Items from a dataset:

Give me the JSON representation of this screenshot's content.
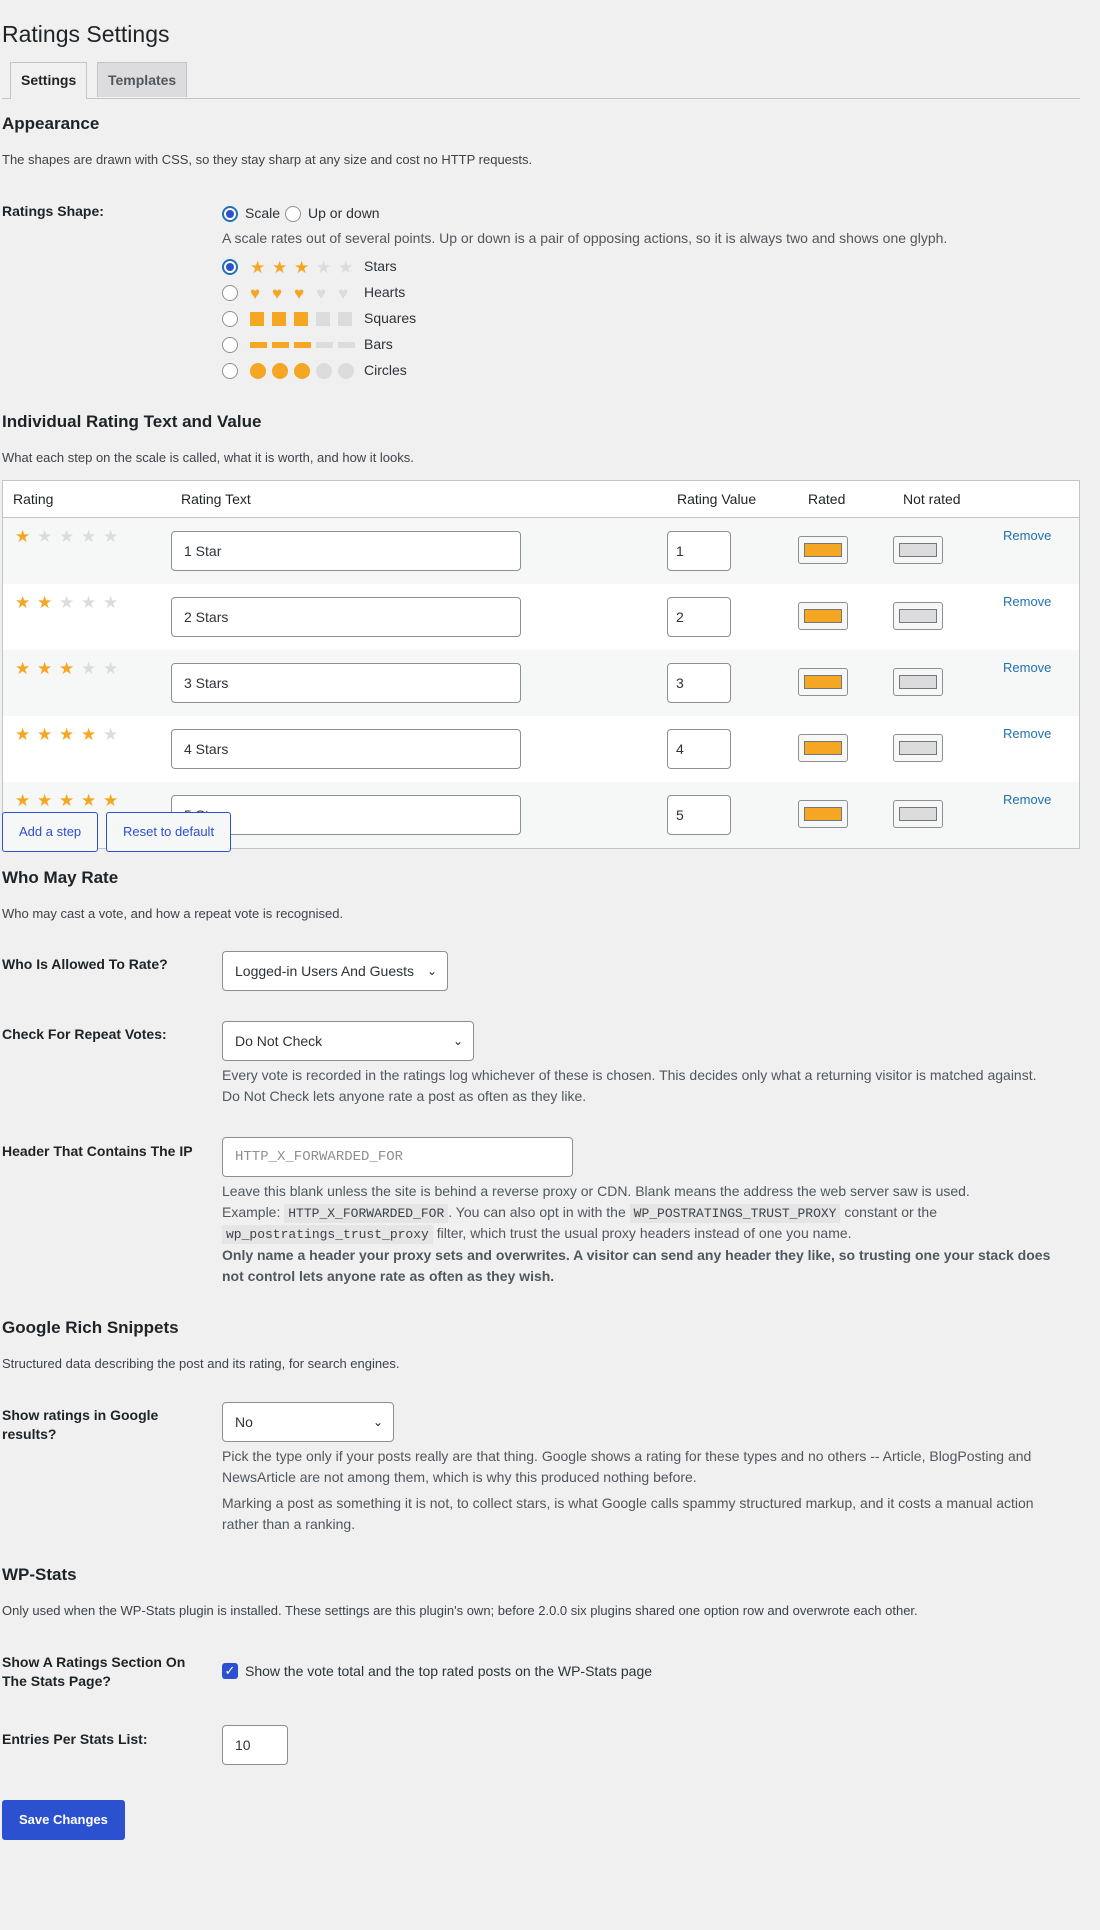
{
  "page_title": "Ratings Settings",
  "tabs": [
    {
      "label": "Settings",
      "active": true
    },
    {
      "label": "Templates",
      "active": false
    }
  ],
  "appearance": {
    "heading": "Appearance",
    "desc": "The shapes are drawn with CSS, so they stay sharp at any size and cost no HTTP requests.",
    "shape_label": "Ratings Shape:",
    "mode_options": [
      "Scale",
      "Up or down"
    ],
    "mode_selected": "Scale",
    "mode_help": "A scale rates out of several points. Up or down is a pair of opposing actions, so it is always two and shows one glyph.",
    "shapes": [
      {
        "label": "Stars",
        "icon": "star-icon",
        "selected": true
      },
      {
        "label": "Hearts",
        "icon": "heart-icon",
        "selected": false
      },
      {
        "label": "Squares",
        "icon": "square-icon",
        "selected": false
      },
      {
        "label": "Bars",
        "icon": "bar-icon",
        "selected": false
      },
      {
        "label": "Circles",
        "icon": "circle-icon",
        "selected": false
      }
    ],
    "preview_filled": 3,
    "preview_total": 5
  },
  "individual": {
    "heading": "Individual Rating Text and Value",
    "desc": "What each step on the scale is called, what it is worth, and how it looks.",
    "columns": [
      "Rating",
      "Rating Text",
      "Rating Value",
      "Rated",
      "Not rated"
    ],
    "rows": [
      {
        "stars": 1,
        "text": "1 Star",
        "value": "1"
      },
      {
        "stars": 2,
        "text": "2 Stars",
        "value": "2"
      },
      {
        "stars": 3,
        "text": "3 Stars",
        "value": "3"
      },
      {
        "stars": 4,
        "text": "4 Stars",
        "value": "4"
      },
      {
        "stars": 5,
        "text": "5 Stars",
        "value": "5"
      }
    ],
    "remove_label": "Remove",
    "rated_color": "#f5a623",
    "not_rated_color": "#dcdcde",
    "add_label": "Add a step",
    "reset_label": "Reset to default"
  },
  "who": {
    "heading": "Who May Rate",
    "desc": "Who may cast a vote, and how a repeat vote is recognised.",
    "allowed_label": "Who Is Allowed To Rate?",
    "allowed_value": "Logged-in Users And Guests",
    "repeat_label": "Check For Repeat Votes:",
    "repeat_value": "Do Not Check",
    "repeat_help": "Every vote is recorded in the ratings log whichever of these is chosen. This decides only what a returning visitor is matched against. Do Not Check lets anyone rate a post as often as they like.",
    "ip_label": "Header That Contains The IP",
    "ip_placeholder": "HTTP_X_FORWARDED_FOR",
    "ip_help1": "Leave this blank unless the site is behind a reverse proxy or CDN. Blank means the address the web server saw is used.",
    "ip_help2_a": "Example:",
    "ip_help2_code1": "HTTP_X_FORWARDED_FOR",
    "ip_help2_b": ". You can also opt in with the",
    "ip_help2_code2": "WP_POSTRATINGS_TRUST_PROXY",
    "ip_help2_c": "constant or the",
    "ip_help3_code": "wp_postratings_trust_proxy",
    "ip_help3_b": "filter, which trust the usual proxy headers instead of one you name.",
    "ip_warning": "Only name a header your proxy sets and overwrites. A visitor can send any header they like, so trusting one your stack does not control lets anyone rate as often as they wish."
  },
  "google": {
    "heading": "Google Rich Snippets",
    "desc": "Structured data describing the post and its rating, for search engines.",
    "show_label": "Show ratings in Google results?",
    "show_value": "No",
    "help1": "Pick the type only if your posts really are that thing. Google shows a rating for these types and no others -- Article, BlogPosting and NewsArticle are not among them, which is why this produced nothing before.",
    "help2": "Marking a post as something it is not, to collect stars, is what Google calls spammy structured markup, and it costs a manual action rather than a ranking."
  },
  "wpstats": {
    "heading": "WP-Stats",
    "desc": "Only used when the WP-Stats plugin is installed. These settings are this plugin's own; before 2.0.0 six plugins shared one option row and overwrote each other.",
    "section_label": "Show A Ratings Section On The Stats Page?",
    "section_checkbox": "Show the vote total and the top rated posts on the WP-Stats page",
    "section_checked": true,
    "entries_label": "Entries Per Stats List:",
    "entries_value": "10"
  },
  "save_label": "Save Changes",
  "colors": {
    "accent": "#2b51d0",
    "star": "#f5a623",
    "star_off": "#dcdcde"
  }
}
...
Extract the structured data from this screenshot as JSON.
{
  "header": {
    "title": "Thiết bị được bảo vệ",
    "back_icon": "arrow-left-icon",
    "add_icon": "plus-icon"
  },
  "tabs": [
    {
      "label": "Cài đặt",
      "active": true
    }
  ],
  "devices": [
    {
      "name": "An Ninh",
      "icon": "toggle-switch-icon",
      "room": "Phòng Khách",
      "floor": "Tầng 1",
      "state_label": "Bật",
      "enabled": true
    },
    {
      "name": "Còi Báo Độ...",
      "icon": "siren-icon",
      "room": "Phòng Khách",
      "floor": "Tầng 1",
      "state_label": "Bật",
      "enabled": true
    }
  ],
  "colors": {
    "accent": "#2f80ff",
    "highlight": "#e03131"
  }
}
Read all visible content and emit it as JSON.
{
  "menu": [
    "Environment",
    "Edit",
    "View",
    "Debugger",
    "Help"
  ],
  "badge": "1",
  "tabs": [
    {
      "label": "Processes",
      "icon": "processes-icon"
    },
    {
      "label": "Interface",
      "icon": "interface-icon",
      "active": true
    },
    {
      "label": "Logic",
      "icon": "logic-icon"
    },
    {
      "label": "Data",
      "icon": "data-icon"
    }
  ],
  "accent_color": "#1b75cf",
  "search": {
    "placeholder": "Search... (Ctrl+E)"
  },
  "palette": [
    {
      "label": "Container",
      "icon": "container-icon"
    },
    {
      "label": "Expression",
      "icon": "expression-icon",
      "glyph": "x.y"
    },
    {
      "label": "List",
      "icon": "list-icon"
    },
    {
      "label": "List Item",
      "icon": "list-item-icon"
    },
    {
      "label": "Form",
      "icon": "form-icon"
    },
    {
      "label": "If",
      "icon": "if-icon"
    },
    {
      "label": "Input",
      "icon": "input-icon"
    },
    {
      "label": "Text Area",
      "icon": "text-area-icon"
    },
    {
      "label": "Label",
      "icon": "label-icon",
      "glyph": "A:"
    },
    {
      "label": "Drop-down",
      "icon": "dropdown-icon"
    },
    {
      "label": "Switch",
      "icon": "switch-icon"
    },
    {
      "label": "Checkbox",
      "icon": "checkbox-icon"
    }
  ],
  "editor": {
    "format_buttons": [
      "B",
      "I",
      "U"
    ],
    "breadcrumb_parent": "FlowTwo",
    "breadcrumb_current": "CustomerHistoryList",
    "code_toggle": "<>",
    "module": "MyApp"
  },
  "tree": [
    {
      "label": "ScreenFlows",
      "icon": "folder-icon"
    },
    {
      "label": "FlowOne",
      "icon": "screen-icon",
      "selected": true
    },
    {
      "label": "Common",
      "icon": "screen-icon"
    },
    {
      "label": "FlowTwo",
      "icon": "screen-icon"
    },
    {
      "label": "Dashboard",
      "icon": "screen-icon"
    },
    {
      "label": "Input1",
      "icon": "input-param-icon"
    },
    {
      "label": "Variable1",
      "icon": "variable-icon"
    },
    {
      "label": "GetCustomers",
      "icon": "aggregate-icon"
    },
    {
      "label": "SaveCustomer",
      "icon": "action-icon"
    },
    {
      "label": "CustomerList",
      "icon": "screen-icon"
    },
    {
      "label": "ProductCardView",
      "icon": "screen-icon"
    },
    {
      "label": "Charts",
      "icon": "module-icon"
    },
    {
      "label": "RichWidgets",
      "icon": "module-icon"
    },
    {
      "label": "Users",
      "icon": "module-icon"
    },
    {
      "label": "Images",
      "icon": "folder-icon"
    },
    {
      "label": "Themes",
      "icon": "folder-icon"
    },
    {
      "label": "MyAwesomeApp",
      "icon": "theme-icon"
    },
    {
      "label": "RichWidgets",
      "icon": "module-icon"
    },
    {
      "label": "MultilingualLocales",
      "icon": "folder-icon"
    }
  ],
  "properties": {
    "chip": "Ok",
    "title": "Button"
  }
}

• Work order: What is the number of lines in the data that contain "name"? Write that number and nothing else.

• Task answer: 4